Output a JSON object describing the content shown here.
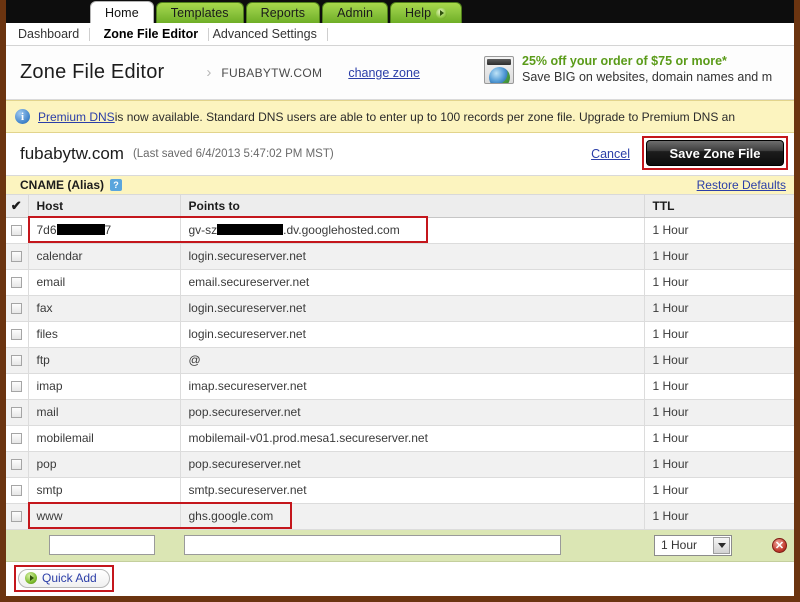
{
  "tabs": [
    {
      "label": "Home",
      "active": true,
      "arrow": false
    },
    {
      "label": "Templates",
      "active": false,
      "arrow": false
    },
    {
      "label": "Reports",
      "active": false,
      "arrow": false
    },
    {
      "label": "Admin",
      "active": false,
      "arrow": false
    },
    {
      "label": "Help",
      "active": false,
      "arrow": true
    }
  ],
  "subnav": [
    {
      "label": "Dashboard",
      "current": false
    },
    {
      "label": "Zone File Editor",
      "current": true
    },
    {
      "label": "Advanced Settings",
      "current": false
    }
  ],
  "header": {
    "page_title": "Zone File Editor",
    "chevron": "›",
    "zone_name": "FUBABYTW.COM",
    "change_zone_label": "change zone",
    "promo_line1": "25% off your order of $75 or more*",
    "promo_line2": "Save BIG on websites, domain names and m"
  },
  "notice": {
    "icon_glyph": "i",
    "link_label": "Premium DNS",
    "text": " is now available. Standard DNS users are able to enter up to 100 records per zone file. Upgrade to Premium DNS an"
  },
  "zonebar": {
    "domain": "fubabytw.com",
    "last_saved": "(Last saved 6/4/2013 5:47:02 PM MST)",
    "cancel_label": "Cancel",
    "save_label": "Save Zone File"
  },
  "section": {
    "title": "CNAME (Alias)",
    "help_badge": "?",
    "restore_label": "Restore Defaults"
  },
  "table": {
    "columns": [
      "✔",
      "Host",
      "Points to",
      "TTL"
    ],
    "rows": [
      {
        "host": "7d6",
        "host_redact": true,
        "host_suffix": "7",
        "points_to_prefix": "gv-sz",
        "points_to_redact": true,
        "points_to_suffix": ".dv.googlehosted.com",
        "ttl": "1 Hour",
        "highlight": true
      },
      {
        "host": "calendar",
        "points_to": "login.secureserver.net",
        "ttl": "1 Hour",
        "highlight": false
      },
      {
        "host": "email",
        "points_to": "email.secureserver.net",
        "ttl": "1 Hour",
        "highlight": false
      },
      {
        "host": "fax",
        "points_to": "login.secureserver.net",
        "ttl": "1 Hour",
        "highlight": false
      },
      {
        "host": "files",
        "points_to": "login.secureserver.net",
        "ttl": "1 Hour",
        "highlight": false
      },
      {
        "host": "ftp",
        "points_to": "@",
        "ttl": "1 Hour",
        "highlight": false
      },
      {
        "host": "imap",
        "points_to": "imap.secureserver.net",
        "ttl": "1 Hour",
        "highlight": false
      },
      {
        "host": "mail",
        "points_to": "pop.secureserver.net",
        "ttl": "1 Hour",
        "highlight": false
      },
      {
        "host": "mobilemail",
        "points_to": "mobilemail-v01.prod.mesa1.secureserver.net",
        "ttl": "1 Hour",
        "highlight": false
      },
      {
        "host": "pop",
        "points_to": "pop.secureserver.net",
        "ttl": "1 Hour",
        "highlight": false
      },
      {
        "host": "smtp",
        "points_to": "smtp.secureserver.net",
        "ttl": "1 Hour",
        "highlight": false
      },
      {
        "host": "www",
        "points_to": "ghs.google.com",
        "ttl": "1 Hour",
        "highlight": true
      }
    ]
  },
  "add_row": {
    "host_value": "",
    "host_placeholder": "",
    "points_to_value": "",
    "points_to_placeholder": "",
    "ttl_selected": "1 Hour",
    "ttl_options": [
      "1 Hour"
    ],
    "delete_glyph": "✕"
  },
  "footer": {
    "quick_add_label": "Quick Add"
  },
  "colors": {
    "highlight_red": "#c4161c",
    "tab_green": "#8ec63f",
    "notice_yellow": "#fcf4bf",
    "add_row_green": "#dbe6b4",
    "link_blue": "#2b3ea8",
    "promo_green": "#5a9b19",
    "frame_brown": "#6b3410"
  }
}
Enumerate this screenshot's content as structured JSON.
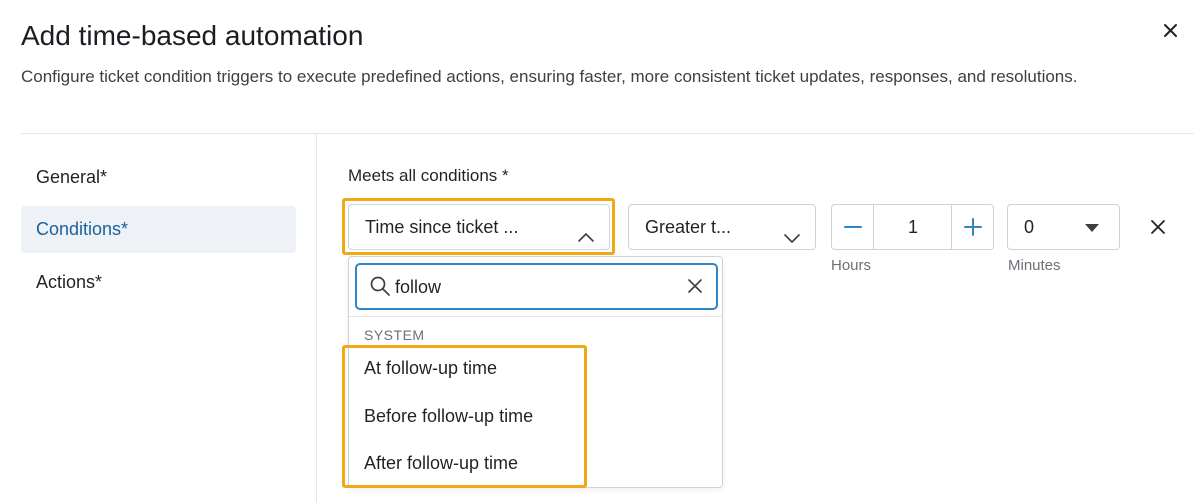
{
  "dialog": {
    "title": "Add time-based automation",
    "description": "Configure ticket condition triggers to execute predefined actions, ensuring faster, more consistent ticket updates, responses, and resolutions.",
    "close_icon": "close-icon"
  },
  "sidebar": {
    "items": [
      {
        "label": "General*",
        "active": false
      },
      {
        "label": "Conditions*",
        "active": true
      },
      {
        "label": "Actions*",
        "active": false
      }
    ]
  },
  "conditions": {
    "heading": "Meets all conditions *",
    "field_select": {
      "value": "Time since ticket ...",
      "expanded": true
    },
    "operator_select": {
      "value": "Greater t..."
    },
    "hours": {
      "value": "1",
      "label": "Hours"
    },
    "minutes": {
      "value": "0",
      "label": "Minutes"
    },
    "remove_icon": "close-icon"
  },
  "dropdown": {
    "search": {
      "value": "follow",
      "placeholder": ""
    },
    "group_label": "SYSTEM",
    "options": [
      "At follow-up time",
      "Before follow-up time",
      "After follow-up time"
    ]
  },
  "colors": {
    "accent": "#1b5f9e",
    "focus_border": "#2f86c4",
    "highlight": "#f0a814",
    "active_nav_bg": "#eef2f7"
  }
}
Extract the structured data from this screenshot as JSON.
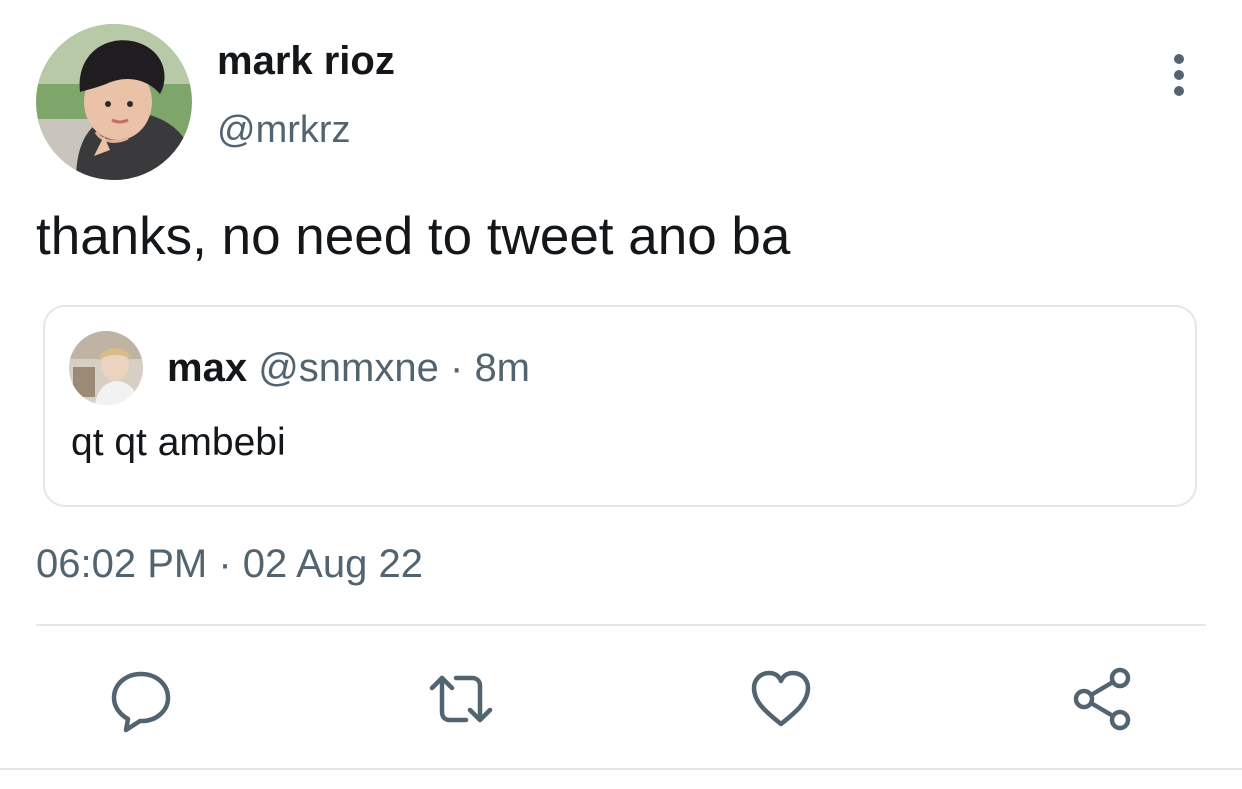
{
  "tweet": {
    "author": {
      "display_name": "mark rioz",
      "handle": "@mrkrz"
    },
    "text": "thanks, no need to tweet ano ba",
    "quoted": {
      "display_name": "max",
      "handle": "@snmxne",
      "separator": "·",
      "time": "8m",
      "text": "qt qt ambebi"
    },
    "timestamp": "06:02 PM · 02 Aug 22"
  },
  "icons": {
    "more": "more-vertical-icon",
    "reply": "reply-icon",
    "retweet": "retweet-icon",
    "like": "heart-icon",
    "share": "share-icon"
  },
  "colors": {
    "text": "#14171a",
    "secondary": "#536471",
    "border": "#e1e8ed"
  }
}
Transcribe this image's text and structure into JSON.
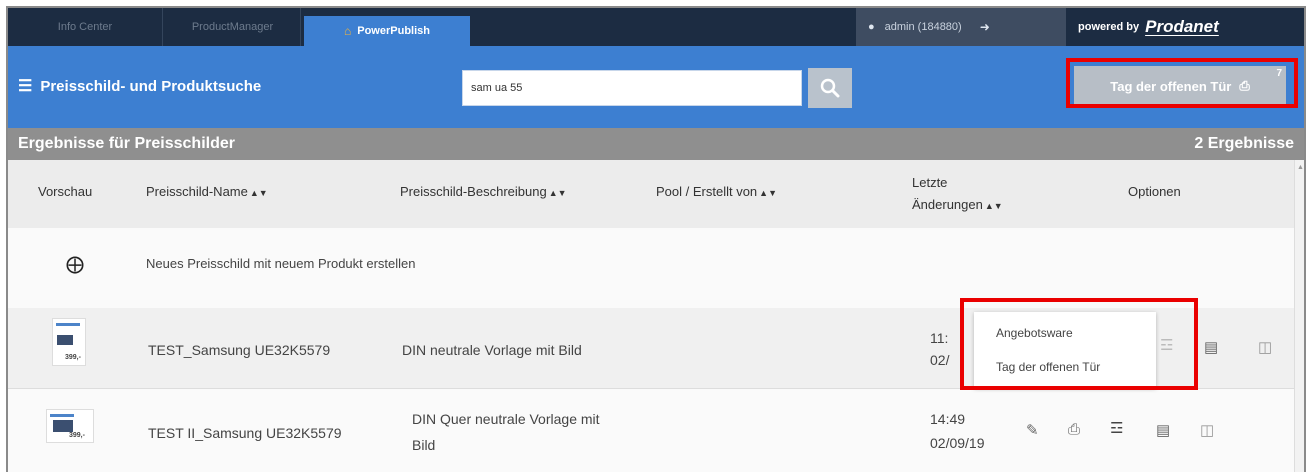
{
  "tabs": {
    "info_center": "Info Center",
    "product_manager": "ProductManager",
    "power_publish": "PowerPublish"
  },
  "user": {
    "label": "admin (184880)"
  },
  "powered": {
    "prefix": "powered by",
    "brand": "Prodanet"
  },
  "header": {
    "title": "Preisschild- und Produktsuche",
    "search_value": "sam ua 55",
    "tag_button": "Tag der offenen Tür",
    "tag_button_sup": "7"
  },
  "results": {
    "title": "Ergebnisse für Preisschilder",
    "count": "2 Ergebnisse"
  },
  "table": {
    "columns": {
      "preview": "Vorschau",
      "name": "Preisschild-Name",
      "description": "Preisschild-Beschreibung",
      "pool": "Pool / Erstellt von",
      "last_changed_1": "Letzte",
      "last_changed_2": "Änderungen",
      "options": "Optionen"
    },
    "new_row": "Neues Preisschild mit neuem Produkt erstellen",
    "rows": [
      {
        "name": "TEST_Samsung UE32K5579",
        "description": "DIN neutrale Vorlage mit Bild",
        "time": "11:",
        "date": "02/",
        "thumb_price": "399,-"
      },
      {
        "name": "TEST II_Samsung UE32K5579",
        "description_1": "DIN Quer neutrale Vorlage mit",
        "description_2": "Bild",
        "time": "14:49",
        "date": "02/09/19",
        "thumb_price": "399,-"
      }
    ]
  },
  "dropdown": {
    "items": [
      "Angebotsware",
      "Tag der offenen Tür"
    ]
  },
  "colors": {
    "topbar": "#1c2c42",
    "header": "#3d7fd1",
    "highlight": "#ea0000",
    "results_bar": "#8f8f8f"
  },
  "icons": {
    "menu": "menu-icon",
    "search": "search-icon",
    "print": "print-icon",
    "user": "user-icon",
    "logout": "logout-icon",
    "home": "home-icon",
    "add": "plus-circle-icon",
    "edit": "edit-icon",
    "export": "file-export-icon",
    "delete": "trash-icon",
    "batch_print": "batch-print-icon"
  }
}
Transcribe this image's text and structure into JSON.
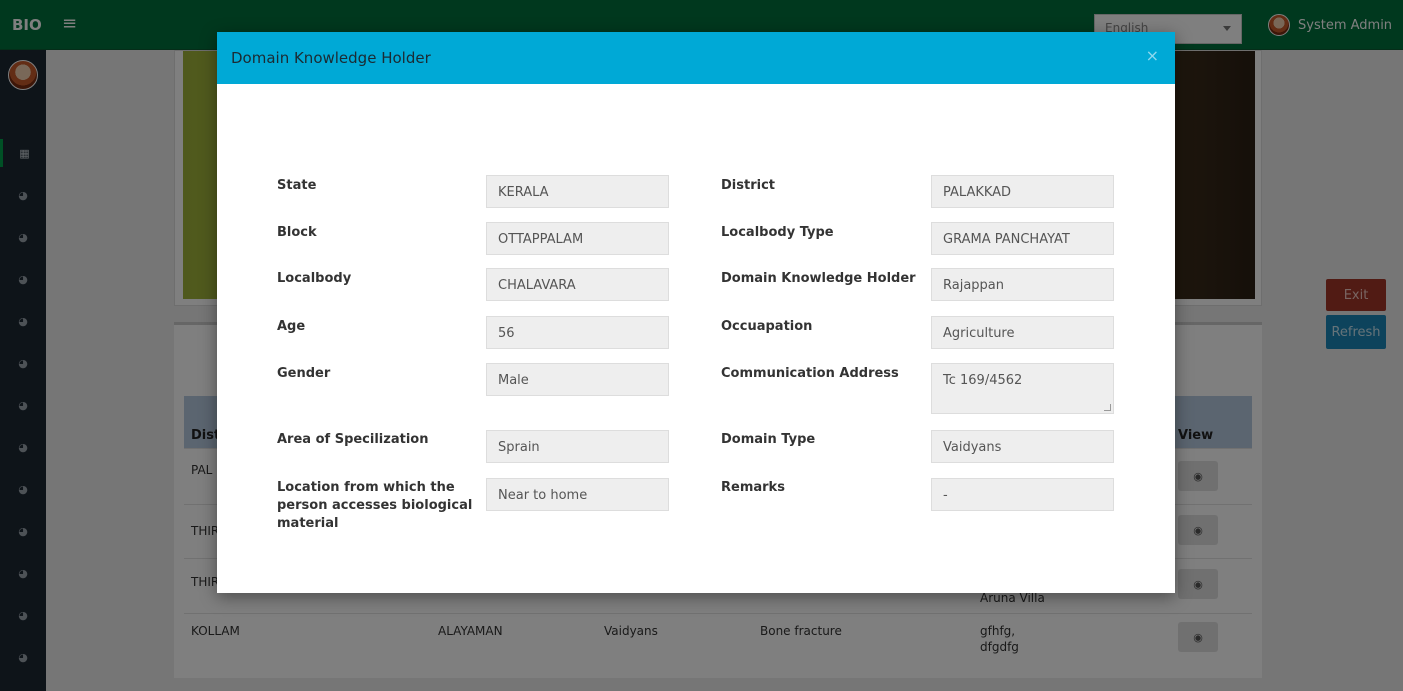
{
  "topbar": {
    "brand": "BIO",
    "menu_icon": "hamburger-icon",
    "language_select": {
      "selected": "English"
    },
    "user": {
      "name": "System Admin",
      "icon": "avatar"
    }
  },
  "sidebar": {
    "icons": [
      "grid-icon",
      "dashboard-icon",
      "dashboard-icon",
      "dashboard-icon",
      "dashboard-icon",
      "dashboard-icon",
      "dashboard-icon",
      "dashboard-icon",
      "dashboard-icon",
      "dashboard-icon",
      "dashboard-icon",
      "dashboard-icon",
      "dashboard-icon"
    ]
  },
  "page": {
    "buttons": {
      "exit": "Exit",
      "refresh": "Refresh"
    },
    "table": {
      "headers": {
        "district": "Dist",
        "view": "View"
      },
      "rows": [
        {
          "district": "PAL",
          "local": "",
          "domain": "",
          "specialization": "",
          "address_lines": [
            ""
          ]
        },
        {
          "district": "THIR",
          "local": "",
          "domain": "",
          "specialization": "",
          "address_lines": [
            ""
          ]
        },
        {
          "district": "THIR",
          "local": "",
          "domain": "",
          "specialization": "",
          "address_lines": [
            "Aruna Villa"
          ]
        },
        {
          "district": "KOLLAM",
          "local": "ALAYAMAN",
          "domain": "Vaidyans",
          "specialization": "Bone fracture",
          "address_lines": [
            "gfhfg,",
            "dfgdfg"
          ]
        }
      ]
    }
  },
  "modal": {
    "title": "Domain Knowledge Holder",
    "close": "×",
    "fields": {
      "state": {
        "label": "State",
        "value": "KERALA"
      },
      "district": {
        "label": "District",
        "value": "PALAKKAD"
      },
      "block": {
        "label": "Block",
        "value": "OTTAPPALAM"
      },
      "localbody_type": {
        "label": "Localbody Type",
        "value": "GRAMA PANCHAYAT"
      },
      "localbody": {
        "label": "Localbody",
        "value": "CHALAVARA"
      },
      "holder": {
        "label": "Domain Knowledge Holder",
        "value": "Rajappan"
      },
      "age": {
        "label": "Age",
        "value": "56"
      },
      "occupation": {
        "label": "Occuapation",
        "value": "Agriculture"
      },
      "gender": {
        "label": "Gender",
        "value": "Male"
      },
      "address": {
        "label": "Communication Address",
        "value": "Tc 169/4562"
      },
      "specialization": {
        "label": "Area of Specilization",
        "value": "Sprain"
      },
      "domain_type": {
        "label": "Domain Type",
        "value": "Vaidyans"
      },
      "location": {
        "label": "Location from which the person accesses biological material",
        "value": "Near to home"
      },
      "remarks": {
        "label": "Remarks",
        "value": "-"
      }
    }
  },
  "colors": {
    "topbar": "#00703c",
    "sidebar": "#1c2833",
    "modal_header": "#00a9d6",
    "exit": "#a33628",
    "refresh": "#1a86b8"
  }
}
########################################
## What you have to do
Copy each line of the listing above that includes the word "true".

## Completed exercise
      "active": true,
      "arrow": true
      "current": true
        "host_redact": true,
        "points_to_redact": true,
        "highlight": true
        "highlight": true
        "active": true
      "expanded": true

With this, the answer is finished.